The story follows the whirlwind romance of Bella (Kristen Stewart), a normal teenage girl, and Edward (Robert Pattinson), a tortured vampire. The two are drawn to one another despite the fact that Edward must use every ounce of willpower he has not to devour our heroine. Their love potentially turns deadly when a group of nomadic vampires comes to town and sees Bella as the ultimate snack.
Okay, so we freely admit that the book is way better, but Twilight does have its good points. First, the casting is spot on. Each character is brought to the screen looking exactly how most of us pictured them (with the exception of Peter Facinelli as Carlisle- he just looks off). Second, unlike most book-to-film adaptations, the filmmakers did take care to stick to the story as best they could. Meyer herself played a big part in ensuring that her vision faithfully translated to the screen and fans the world over thank her for it. Finally, Bella and Edward’s steamy first kiss? HOT!

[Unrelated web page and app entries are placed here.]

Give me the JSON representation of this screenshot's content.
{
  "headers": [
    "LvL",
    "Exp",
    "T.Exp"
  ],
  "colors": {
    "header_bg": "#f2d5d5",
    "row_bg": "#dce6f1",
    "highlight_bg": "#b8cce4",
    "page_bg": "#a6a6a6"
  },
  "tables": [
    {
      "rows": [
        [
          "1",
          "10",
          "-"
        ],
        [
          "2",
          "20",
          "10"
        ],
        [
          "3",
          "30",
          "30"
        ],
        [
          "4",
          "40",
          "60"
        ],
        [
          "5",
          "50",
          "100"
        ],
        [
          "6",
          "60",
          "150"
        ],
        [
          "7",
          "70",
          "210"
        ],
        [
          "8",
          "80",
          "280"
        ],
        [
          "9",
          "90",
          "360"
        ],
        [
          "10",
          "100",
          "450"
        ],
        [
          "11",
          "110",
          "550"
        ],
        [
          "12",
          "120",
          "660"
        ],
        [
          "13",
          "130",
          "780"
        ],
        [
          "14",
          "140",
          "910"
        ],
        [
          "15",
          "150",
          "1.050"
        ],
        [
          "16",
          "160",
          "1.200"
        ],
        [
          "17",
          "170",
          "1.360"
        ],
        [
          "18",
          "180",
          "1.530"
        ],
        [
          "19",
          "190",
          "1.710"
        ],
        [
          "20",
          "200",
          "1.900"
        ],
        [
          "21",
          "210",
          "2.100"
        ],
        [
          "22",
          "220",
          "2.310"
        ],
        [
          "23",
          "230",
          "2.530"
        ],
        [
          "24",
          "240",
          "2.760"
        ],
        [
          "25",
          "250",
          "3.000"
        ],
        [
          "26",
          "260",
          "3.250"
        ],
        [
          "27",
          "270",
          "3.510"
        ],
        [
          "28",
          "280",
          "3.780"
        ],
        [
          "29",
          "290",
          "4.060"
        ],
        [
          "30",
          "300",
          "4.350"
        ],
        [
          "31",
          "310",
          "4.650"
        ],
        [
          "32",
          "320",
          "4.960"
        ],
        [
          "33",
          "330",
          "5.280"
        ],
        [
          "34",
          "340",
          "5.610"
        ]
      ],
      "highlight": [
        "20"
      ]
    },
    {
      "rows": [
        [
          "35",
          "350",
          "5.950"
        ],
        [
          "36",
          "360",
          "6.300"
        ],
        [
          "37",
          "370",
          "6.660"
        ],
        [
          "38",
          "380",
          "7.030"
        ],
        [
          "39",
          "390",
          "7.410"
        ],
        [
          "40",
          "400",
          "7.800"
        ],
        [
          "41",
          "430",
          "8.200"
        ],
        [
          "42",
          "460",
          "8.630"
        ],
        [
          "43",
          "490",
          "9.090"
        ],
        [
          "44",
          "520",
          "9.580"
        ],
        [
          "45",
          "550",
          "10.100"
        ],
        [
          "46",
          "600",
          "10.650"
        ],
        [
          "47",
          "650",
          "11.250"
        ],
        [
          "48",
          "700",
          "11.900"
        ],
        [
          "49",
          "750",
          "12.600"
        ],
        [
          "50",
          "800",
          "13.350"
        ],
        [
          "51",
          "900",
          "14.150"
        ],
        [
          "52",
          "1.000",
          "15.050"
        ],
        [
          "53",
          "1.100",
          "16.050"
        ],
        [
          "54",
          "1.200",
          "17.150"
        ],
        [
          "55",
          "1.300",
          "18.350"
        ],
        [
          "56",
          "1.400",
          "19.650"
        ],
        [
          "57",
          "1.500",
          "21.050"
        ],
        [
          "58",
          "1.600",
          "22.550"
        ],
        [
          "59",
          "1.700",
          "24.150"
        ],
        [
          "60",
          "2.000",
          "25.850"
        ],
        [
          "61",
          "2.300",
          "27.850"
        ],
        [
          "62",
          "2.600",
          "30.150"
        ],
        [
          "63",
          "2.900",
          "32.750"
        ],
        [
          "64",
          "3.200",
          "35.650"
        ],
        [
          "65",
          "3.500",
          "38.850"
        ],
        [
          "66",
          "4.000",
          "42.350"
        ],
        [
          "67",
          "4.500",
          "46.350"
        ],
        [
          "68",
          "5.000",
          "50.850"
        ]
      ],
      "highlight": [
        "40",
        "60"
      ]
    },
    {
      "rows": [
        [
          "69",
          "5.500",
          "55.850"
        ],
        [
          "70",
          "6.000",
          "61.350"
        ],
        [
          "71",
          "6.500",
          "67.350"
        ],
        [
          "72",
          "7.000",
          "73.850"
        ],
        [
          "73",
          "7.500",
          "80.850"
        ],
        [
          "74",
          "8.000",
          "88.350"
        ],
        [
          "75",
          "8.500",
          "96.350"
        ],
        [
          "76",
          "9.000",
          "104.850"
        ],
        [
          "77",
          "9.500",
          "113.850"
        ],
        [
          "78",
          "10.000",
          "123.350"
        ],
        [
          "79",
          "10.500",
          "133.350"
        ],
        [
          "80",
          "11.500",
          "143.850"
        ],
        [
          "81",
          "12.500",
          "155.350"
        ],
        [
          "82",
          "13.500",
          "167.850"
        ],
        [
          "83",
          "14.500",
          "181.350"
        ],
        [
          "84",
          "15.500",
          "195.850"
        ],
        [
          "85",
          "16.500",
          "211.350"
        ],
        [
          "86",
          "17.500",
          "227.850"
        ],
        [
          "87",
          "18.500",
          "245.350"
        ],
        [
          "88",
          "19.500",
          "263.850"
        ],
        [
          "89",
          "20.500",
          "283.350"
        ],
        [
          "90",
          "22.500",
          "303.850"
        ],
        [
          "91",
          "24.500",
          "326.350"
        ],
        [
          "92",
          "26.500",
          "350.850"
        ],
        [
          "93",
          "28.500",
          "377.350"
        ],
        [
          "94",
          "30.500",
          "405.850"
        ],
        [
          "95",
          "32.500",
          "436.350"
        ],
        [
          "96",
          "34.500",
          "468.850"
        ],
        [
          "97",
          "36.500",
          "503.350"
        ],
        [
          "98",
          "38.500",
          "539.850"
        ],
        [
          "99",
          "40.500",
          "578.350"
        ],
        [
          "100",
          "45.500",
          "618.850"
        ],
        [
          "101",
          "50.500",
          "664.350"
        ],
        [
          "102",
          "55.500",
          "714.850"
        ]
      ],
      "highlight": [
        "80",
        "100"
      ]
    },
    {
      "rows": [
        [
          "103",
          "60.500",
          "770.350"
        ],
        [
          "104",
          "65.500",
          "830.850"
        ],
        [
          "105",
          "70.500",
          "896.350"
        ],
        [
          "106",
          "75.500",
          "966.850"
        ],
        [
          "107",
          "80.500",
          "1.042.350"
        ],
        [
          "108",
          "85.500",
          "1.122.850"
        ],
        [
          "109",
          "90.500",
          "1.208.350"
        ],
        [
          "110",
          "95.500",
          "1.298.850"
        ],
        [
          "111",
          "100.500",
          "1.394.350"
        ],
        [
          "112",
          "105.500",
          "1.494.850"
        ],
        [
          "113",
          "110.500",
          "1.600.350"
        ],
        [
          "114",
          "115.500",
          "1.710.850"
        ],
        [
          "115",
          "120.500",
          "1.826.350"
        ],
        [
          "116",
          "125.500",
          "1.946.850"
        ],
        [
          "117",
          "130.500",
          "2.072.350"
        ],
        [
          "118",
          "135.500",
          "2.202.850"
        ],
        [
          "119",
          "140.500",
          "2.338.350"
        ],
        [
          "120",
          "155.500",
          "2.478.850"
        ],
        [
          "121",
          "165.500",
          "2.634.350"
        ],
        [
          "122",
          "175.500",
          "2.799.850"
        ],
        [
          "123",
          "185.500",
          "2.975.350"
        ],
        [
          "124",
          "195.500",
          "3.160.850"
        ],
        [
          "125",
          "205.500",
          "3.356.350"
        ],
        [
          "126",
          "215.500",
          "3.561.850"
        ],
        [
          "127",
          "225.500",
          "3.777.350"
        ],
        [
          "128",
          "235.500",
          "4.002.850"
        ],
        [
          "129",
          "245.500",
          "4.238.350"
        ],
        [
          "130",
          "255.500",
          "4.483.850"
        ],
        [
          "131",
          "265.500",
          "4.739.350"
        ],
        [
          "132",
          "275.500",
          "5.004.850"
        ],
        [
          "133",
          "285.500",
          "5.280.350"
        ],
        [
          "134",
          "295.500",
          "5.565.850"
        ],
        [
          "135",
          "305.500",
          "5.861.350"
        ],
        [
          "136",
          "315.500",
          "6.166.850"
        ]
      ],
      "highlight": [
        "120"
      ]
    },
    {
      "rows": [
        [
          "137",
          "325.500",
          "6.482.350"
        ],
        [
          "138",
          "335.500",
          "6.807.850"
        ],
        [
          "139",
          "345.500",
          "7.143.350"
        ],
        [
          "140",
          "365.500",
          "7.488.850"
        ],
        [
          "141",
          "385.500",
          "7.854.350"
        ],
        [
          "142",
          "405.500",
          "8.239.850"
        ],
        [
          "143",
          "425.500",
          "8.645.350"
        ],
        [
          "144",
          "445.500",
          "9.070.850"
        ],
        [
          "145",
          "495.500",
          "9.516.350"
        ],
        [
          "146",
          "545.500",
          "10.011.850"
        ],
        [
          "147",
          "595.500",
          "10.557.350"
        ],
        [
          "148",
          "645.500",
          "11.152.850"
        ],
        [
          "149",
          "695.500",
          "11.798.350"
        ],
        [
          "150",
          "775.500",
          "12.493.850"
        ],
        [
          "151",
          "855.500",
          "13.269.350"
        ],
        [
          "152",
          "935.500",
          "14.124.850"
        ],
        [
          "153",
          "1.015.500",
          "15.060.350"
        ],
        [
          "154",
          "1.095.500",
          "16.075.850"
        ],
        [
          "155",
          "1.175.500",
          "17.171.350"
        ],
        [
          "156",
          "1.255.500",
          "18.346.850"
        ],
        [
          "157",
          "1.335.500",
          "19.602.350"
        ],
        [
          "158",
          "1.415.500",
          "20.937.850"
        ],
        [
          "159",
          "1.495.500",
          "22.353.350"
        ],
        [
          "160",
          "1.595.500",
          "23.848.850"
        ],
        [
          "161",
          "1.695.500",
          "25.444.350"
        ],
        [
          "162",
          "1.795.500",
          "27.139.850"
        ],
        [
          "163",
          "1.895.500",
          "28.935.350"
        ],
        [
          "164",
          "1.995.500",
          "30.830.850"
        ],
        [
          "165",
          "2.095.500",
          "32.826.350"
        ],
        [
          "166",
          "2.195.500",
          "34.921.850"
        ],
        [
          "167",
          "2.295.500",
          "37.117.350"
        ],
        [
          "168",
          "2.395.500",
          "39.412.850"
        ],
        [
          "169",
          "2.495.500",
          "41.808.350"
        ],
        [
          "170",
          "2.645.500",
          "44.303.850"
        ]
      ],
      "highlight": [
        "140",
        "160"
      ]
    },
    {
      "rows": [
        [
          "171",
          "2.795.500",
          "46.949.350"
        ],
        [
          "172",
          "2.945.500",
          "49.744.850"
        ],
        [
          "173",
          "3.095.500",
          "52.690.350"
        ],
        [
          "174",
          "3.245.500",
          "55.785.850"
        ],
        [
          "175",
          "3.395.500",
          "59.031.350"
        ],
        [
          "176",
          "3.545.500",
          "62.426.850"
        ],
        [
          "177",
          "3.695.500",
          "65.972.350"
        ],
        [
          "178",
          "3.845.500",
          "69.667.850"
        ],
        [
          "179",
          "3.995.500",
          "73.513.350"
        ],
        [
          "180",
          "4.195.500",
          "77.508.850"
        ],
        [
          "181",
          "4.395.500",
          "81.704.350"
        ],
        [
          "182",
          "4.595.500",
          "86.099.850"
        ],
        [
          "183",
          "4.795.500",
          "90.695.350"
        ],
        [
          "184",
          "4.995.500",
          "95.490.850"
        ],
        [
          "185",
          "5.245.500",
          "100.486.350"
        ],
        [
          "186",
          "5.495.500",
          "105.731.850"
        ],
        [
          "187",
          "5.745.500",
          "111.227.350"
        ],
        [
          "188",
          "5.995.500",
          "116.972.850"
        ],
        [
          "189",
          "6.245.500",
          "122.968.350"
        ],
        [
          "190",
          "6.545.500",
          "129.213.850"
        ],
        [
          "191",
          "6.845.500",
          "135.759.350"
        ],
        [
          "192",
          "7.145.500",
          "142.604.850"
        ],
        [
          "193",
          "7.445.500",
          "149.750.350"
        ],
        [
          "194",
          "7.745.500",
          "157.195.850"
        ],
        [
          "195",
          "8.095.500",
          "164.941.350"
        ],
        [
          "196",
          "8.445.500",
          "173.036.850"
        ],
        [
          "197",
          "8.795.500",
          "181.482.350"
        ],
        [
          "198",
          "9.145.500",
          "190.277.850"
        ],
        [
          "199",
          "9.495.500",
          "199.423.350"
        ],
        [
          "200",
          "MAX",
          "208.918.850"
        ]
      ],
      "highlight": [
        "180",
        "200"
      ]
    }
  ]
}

Fans of the book and the movie will be pleased with last month’s Twilight DVD release. In addition to the film that had teen girls lining up at the box office for months, the release offers plenty of bonus features to sink your teeth into (get it?!). The single-disc edition an audio commentary track with director Catherine Hardwicke, Stewart and Pattinson, music videos from Muse, Paramore and Linkin Park and five extended scenes with director introductions. Spring for the two-disc special edition and get all of that plus five deleted scenes with director intros, the seven-part production documentary The Adventure Begins: The Journey from Page to Screen, The Comic-Con Phenomenon featurette and a look at some of the ways they promoted the film.
If you haven’t seen Twilight or read any of the books, this is your chance to see what all the fuss is about. While not Oscar-worthy, the film is a great escape from a dull afternoon and would make a decent date night selection.
Doubt (Rated PG-13)
The Tale of Despereaux (Rated G)
Bedtime Stories (Rated PG)
The Day the Earth Stood Still (Rated PG-13)
The Reader (Rated R)
The Spirit (Rated PG-13)
Frost/Nixon (Rated R)
The Wrestler (Rated R)
Bride Wars (Rated PG)
S. Darko (Rated R)